Dataset entries Block Start

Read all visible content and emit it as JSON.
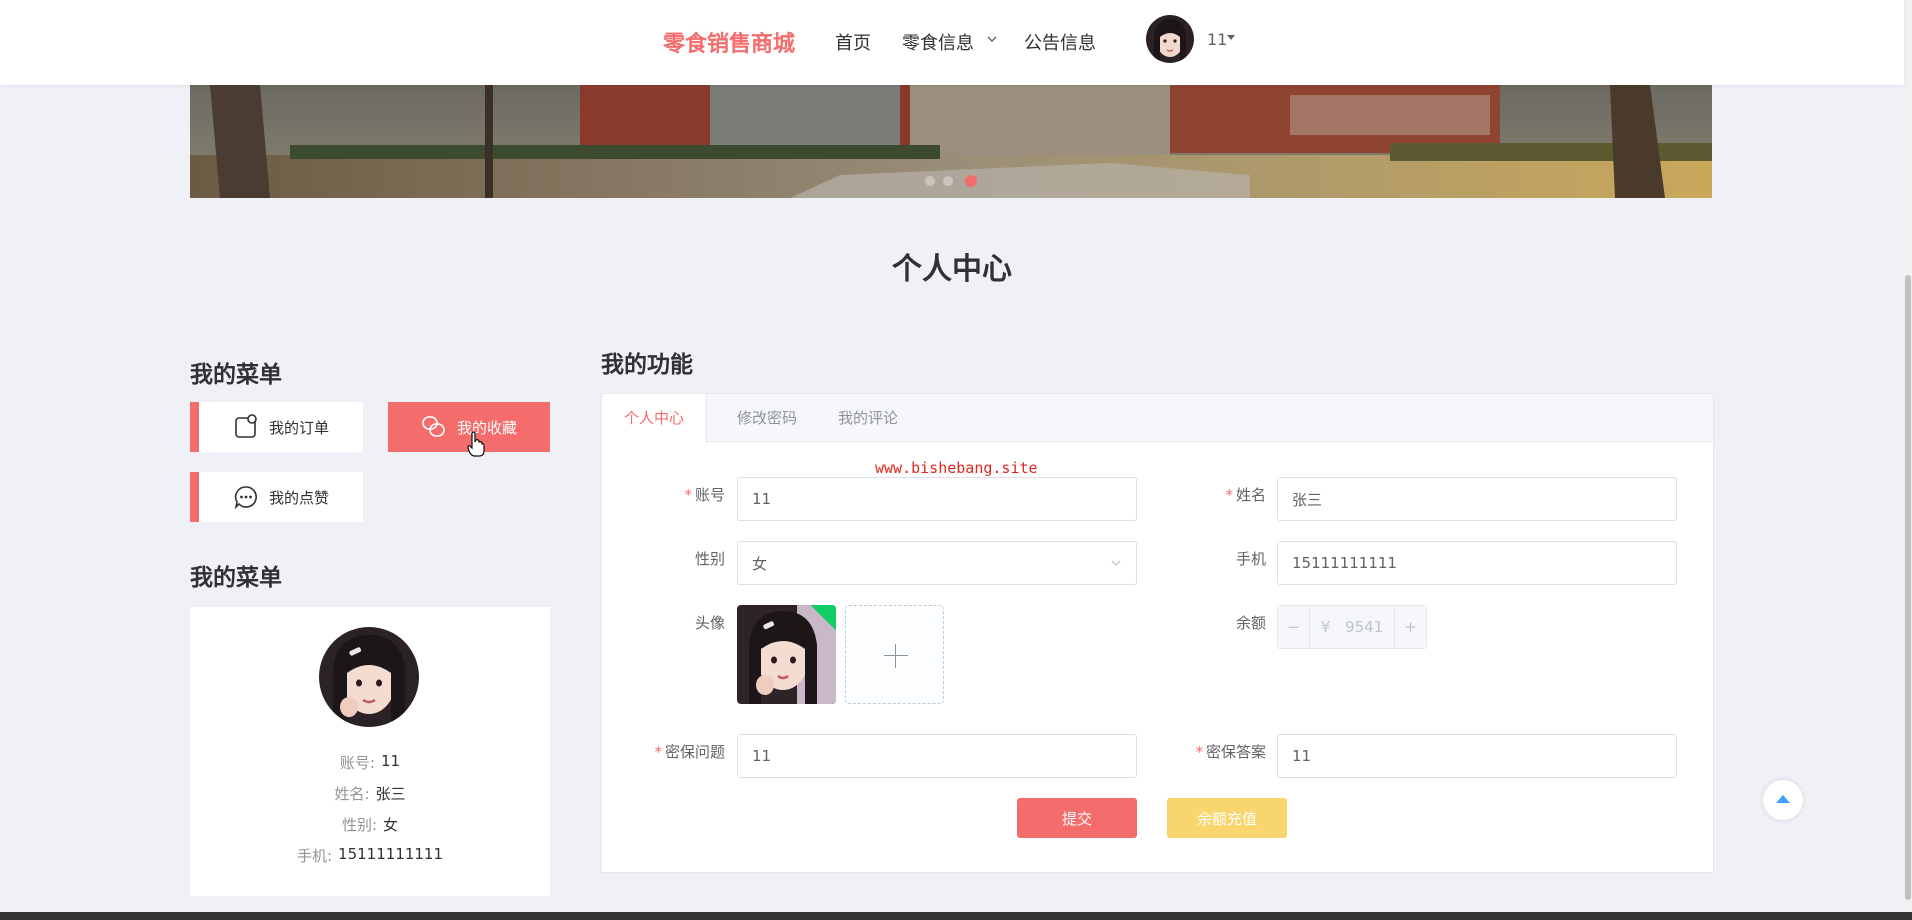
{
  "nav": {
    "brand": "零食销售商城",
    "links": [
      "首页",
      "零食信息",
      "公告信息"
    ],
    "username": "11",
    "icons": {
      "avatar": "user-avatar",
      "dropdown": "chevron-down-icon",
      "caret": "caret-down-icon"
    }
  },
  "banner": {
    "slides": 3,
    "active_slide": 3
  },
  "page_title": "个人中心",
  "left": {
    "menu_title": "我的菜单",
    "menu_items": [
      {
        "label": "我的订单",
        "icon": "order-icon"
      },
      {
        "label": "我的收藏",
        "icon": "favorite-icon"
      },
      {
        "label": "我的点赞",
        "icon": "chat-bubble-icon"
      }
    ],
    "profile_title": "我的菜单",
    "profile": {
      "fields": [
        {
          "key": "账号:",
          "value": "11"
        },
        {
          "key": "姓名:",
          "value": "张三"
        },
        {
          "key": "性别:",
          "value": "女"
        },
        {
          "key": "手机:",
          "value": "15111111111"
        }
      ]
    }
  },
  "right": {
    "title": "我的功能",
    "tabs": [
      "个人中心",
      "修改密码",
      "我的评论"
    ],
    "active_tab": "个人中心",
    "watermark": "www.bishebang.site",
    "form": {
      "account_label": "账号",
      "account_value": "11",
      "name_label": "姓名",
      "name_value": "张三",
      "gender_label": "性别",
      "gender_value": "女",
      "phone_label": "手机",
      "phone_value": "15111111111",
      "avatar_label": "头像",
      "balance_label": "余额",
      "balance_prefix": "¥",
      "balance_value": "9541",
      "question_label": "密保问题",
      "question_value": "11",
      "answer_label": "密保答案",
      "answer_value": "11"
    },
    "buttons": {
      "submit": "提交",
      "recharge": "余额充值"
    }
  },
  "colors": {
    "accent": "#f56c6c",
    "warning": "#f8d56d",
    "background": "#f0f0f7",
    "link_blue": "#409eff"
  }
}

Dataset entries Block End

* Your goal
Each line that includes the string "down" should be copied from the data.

* Task response
      "dropdown": "chevron-down-icon",
      "caret": "caret-down-icon"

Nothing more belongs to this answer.